Ten years ago Peter Turchin, a scientist at the University of Connecticut, made a startling prediction in Nature. “The next decade is likely to be a period of growing instability in the United States and western Europe,” he asserted, pointing in part to the “overproduction of young graduates with advanced degrees”. The subsequent surge in populism in Europe, the unexpected votes in 2016 for Brexit and then for President Donald Trump in America, and a wave of protests from the gilets jaunes to Black Lives Matter, has made Mr Turchin something of a celebrity in certain circles, and has piqued economists’ interest in the discipline of “cliodynamics”, which uses maths to model historical change. Mr Turchin’s emphasis on the “overproduction of elites” raises uncomfortable questions, but also offers useful policy lessons.
As far back as ancient Rome and imperial China, Mr Turchin shows, societies have veered from periods of political stability to instability, often at intervals of about 50 years. Consider America. Every pundit knows that Congress has become gridlocked, with Democrats and Republicans unwilling to compromise with each other. Fewer know that it was also highly polarised around 1900, before becoming more co-operative in the mid-20th century.

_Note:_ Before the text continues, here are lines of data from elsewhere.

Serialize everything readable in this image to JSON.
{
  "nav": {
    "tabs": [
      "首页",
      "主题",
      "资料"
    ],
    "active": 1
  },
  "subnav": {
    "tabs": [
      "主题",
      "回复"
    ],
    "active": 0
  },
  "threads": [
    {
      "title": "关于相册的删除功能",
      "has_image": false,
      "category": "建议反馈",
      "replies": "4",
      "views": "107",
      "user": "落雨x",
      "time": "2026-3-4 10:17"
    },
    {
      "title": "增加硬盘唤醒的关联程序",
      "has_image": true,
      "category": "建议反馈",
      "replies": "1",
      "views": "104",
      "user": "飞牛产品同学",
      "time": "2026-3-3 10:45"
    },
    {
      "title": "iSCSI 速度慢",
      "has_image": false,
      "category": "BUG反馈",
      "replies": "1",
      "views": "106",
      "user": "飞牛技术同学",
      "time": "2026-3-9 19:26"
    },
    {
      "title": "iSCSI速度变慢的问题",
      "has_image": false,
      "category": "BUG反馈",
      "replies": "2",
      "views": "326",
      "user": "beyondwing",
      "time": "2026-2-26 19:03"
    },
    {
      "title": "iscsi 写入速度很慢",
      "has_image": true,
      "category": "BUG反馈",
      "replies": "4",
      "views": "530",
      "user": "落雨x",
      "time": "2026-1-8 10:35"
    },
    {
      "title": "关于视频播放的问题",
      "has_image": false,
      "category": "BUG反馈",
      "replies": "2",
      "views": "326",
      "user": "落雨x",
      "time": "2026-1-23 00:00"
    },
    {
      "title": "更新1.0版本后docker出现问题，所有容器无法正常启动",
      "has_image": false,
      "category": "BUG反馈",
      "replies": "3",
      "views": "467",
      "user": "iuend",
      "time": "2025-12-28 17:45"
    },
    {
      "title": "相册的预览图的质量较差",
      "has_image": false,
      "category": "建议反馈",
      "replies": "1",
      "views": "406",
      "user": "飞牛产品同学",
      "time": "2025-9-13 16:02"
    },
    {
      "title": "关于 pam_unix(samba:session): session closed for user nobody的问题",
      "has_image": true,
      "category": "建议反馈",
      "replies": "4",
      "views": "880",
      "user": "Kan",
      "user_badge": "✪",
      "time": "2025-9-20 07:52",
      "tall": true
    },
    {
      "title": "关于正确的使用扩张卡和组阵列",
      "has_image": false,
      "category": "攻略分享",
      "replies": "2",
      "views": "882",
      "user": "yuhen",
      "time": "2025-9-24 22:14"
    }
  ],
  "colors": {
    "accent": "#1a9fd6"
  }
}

2017: West High Reading Interventionist Teacher’sRemarks to the School Board on Madison’s Disastrous Reading Results